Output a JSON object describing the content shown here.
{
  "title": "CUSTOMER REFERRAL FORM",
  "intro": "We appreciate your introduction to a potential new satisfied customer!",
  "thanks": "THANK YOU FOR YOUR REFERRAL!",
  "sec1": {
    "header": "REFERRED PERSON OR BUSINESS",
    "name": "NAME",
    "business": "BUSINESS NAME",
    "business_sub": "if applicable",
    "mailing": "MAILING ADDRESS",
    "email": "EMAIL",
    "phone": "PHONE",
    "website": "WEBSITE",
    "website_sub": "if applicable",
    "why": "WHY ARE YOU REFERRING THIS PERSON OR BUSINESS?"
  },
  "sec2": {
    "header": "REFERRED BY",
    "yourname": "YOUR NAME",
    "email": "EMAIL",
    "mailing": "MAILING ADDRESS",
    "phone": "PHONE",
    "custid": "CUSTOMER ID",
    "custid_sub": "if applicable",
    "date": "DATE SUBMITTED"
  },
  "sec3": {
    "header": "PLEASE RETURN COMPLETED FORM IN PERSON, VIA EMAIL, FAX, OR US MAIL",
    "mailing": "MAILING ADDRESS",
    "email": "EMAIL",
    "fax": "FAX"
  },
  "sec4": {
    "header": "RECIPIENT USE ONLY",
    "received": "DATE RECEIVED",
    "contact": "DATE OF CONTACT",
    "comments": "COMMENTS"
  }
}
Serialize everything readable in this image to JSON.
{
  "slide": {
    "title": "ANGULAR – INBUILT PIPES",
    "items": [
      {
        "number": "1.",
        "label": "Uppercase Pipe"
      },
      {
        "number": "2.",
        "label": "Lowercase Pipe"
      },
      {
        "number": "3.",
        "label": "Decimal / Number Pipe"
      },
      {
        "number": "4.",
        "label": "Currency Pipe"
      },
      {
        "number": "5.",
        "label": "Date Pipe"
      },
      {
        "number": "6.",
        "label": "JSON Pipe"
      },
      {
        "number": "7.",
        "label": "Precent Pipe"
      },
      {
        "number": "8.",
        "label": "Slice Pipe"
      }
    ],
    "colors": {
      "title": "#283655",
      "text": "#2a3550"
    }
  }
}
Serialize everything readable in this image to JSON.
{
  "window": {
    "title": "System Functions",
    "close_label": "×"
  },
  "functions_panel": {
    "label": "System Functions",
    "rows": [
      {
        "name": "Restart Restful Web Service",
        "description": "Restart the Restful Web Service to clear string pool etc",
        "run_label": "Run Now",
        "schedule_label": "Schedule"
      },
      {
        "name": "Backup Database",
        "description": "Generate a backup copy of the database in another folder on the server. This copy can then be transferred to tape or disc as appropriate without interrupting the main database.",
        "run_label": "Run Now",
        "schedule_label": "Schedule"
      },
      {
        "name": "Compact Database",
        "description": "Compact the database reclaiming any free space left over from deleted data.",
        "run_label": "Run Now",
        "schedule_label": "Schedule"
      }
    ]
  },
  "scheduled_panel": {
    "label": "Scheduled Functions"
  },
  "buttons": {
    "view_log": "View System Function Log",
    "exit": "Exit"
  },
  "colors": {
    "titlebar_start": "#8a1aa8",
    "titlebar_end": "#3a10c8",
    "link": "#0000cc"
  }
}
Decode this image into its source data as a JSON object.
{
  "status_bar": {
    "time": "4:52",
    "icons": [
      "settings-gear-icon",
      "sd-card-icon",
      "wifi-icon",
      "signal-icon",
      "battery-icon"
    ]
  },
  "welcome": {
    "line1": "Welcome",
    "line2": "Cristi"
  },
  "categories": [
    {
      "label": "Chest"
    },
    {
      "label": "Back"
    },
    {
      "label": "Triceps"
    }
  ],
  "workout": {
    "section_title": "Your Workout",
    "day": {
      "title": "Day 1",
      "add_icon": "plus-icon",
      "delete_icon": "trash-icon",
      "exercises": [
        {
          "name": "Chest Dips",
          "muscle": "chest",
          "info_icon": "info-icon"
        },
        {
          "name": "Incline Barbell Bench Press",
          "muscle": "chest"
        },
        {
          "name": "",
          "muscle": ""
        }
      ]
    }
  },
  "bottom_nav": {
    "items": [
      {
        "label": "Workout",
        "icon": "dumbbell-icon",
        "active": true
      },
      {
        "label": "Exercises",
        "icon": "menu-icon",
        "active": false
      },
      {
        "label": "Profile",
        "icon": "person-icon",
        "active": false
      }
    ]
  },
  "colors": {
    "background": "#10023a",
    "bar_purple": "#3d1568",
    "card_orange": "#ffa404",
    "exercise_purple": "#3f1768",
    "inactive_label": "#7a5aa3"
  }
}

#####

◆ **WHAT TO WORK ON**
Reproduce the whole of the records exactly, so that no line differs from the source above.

◆ **FINISHED EXERCISE**
Output a JSON object describing the content shown here.
{
  "title": "CUSTOMER REFERRAL FORM",
  "intro": "We appreciate your introduction to a potential new satisfied customer!",
  "thanks": "THANK YOU FOR YOUR REFERRAL!",
  "sec1": {
    "header": "REFERRED PERSON OR BUSINESS",
    "name": "NAME",
    "business": "BUSINESS NAME",
    "business_sub": "if applicable",
    "mailing": "MAILING ADDRESS",
    "email": "EMAIL",
    "phone": "PHONE",
    "website": "WEBSITE",
    "website_sub": "if applicable",
    "why": "WHY ARE YOU REFERRING THIS PERSON OR BUSINESS?"
  },
  "sec2": {
    "header": "REFERRED BY",
    "yourname": "YOUR NAME",
    "email": "EMAIL",
    "mailing": "MAILING ADDRESS",
    "phone": "PHONE",
    "custid": "CUSTOMER ID",
    "custid_sub": "if applicable",
    "date": "DATE SUBMITTED"
  },
  "sec3": {
    "header": "PLEASE RETURN COMPLETED FORM IN PERSON, VIA EMAIL, FAX, OR US MAIL",
    "mailing": "MAILING ADDRESS",
    "email": "EMAIL",
    "fax": "FAX"
  },
  "sec4": {
    "header": "RECIPIENT USE ONLY",
    "received": "DATE RECEIVED",
    "contact": "DATE OF CONTACT",
    "comments": "COMMENTS"
  }
}
Serialize everything readable in this image to JSON.
{
  "slide": {
    "title": "ANGULAR – INBUILT PIPES",
    "items": [
      {
        "number": "1.",
        "label": "Uppercase Pipe"
      },
      {
        "number": "2.",
        "label": "Lowercase Pipe"
      },
      {
        "number": "3.",
        "label": "Decimal / Number Pipe"
      },
      {
        "number": "4.",
        "label": "Currency Pipe"
      },
      {
        "number": "5.",
        "label": "Date Pipe"
      },
      {
        "number": "6.",
        "label": "JSON Pipe"
      },
      {
        "number": "7.",
        "label": "Precent Pipe"
      },
      {
        "number": "8.",
        "label": "Slice Pipe"
      }
    ],
    "colors": {
      "title": "#283655",
      "text": "#2a3550"
    }
  }
}
Serialize everything readable in this image to JSON.
{
  "window": {
    "title": "System Functions",
    "close_label": "×"
  },
  "functions_panel": {
    "label": "System Functions",
    "rows": [
      {
        "name": "Restart Restful Web Service",
        "description": "Restart the Restful Web Service to clear string pool etc",
        "run_label": "Run Now",
        "schedule_label": "Schedule"
      },
      {
        "name": "Backup Database",
        "description": "Generate a backup copy of the database in another folder on the server. This copy can then be transferred to tape or disc as appropriate without interrupting the main database.",
        "run_label": "Run Now",
        "schedule_label": "Schedule"
      },
      {
        "name": "Compact Database",
        "description": "Compact the database reclaiming any free space left over from deleted data.",
        "run_label": "Run Now",
        "schedule_label": "Schedule"
      }
    ]
  },
  "scheduled_panel": {
    "label": "Scheduled Functions"
  },
  "buttons": {
    "view_log": "View System Function Log",
    "exit": "Exit"
  },
  "colors": {
    "titlebar_start": "#8a1aa8",
    "titlebar_end": "#3a10c8",
    "link": "#0000cc"
  }
}
Decode this image into its source data as a JSON object.
{
  "status_bar": {
    "time": "4:52",
    "icons": [
      "settings-gear-icon",
      "sd-card-icon",
      "wifi-icon",
      "signal-icon",
      "battery-icon"
    ]
  },
  "welcome": {
    "line1": "Welcome",
    "line2": "Cristi"
  },
  "categories": [
    {
      "label": "Chest"
    },
    {
      "label": "Back"
    },
    {
      "label": "Triceps"
    }
  ],
  "workout": {
    "section_title": "Your Workout",
    "day": {
      "title": "Day 1",
      "add_icon": "plus-icon",
      "delete_icon": "trash-icon",
      "exercises": [
        {
          "name": "Chest Dips",
          "muscle": "chest",
          "info_icon": "info-icon"
        },
        {
          "name": "Incline Barbell Bench Press",
          "muscle": "chest"
        },
        {
          "name": "",
          "muscle": ""
        }
      ]
    }
  },
  "bottom_nav": {
    "items": [
      {
        "label": "Workout",
        "icon": "dumbbell-icon",
        "active": true
      },
      {
        "label": "Exercises",
        "icon": "menu-icon",
        "active": false
      },
      {
        "label": "Profile",
        "icon": "person-icon",
        "active": false
      }
    ]
  },
  "colors": {
    "background": "#10023a",
    "bar_purple": "#3d1568",
    "card_orange": "#ffa404",
    "exercise_purple": "#3f1768",
    "inactive_label": "#7a5aa3"
  }
}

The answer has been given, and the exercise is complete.